The big question for planners since the outset of the pandemic has been how cities and communities will change, and what role planners will take in implementing those changes. Here are four potential ways for urban planning to respond to the crisis.
(Opinion) After devoting more than a century of planning and engineering effort to the movement and storage of cars above all other considerations, U.S. cities have suddenly, temporarily shifted priorities.
Professionals working in the built and natural environments have been through tough times before. A recent webinar offered a few prominent urban designers a chance to discuss how they coped with the last big economic downturn.
The Obama-era American Recovery and Reinvestment Act of 2009 funded clean energy and created jobs during the Great Recession.

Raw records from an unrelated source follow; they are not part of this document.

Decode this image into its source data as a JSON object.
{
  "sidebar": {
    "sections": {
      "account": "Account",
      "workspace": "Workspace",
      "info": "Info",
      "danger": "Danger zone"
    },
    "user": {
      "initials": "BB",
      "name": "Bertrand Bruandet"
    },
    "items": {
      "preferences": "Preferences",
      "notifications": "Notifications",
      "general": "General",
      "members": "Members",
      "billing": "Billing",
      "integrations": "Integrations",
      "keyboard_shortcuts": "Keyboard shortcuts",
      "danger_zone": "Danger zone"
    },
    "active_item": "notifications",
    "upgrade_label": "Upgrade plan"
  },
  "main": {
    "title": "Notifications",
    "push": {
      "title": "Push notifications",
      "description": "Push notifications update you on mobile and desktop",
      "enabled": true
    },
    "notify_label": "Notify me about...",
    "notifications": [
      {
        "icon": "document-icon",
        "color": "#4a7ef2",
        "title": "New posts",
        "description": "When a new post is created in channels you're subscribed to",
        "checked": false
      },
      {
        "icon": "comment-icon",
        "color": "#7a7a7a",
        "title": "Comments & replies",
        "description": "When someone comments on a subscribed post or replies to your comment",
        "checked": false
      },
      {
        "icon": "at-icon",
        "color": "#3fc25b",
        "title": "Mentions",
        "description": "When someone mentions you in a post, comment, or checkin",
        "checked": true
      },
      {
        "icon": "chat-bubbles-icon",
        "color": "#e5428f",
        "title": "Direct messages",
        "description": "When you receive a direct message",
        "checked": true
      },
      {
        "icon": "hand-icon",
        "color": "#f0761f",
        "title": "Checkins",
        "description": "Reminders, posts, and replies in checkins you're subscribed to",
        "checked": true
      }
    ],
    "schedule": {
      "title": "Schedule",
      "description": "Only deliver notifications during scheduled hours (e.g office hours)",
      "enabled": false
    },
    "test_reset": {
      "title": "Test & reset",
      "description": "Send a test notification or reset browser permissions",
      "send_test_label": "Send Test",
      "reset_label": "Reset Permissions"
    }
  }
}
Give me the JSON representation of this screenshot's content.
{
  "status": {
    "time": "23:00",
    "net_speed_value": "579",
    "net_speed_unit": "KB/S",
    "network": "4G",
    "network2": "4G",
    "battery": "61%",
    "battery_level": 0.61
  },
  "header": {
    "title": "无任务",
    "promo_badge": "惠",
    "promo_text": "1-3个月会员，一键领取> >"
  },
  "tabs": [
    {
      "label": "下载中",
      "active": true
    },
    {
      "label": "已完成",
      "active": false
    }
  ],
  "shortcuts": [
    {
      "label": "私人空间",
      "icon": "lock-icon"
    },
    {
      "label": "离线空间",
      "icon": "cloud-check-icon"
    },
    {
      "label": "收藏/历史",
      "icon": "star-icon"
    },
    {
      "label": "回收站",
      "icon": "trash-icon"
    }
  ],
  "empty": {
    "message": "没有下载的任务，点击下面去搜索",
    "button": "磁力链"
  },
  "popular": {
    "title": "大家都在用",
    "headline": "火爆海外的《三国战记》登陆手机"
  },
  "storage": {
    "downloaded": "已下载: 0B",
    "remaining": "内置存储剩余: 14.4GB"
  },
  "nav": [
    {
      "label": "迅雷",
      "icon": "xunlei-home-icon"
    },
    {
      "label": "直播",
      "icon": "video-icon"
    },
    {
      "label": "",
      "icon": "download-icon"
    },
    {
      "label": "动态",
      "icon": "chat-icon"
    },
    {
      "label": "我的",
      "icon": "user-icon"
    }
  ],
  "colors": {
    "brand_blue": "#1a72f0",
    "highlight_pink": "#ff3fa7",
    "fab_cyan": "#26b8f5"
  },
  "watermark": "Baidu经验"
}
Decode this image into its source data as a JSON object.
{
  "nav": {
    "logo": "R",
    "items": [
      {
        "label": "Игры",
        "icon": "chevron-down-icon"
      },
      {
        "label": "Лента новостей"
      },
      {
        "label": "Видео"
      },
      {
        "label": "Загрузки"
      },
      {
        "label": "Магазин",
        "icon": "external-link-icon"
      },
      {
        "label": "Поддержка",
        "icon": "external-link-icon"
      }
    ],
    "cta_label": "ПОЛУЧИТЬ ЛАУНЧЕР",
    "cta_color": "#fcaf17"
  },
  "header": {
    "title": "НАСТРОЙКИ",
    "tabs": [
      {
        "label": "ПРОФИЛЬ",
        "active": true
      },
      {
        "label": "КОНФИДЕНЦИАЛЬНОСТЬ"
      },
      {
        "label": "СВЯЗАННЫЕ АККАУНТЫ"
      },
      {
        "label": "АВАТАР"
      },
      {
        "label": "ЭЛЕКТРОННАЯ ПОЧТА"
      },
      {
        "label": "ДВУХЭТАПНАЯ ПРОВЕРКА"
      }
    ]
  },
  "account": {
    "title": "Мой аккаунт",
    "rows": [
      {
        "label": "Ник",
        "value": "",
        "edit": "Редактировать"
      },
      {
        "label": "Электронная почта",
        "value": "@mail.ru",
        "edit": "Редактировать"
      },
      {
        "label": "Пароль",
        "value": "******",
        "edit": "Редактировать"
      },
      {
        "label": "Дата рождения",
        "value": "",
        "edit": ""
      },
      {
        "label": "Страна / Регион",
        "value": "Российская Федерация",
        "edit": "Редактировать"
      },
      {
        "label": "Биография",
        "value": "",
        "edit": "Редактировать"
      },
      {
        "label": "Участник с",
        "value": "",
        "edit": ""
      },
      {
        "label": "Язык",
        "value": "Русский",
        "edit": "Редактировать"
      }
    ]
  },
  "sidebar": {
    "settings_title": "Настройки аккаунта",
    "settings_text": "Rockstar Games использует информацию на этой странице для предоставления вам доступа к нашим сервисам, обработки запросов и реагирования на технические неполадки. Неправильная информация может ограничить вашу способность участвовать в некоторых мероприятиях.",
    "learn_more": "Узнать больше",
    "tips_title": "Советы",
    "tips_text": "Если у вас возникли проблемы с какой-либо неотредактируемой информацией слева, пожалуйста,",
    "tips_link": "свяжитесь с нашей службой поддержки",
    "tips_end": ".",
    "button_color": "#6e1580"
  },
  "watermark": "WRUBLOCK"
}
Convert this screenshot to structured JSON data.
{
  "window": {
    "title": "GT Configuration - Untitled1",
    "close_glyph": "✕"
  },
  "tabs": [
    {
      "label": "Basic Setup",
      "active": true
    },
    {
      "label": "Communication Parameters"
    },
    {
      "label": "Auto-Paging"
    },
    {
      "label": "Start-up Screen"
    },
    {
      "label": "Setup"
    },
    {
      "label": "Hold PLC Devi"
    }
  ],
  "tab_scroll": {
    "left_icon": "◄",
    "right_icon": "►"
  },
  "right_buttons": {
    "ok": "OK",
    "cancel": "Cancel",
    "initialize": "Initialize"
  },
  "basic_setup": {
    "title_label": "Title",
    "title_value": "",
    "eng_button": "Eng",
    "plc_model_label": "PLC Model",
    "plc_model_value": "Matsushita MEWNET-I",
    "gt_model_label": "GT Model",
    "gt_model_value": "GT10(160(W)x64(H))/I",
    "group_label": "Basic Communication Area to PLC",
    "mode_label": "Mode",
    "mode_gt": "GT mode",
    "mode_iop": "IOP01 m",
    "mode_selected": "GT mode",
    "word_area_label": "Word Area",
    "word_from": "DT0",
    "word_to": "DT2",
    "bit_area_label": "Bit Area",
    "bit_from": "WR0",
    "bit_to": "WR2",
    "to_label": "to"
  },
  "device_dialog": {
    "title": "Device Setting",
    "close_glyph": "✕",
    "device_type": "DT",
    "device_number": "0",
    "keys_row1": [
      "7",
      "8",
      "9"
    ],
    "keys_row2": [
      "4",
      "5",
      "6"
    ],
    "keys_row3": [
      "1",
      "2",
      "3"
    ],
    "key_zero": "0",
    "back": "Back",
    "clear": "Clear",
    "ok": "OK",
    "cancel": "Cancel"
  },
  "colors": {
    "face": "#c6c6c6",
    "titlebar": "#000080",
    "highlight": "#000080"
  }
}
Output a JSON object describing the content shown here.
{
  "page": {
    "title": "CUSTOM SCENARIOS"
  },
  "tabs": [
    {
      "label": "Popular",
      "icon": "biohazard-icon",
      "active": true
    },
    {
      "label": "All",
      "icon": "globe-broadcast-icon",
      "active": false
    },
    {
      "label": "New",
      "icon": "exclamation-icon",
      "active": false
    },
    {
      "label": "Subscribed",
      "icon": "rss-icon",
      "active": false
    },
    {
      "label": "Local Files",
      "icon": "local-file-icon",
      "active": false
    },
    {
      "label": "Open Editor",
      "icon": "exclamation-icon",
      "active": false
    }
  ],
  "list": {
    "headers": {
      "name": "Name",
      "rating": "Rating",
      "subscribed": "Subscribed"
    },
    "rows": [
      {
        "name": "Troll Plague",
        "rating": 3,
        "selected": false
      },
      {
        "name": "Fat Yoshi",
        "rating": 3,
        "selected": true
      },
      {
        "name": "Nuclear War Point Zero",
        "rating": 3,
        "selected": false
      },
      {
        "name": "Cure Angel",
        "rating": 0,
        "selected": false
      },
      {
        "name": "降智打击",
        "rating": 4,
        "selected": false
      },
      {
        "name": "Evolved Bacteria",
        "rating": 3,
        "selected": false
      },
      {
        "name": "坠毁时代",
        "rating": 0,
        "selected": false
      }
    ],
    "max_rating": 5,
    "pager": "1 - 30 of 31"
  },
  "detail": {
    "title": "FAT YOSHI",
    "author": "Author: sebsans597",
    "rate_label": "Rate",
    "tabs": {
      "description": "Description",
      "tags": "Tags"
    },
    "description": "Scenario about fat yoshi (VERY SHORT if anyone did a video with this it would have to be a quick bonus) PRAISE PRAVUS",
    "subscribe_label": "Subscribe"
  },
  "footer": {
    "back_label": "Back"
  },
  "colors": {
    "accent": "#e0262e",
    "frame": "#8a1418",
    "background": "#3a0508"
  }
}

Will clean energy be considered in a future stimulus bill to mitigate economic strain cased by the coronavirus pandemic?
Permits for new housing continue to lag despite a long economic boom. For coastal metros, it's a familiar story of job growth outpacing new construction. In some Sun Belt cities, sprawl is the bigger concern.
New census data shows that millennials and seniors are migrating less, a result of the Great Recession and its economic impacts. For those who are moving, cities in the Sun Belt have been primary destinations.